(Stored items)
_____

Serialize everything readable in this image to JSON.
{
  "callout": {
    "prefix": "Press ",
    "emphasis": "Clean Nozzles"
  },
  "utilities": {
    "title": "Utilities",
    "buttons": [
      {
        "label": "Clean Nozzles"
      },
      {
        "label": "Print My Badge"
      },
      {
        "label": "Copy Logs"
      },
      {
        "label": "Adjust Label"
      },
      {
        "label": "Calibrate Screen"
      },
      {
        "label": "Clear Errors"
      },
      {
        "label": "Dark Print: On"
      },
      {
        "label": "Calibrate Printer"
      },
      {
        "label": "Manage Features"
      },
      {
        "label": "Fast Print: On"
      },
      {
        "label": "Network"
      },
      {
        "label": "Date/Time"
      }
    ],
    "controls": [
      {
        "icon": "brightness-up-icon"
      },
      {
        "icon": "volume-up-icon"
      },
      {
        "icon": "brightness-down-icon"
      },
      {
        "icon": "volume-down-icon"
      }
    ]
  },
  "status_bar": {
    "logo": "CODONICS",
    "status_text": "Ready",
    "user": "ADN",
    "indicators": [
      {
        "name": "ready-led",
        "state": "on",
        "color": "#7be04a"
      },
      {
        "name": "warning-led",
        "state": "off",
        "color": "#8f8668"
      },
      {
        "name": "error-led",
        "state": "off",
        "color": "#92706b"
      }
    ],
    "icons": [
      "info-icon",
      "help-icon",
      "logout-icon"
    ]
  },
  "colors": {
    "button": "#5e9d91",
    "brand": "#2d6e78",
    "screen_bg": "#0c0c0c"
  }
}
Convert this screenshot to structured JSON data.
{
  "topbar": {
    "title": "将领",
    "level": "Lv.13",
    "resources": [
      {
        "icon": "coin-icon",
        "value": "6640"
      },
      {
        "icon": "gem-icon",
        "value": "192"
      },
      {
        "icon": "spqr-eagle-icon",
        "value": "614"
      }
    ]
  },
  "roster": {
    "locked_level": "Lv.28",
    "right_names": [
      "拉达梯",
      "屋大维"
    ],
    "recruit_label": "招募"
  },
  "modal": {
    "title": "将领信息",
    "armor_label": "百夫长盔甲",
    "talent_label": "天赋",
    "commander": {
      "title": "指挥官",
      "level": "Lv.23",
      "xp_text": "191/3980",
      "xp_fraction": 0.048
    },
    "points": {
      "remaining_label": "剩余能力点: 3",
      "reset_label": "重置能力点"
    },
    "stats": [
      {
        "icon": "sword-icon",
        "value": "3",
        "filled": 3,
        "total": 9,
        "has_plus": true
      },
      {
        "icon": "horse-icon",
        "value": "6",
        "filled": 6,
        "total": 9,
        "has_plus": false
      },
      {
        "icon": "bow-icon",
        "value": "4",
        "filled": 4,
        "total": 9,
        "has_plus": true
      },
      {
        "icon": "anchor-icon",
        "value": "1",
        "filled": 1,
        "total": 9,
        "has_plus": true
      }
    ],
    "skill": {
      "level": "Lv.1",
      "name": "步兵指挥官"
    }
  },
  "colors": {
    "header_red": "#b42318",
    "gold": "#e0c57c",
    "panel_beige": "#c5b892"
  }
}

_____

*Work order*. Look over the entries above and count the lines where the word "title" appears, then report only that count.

*Response area*. 4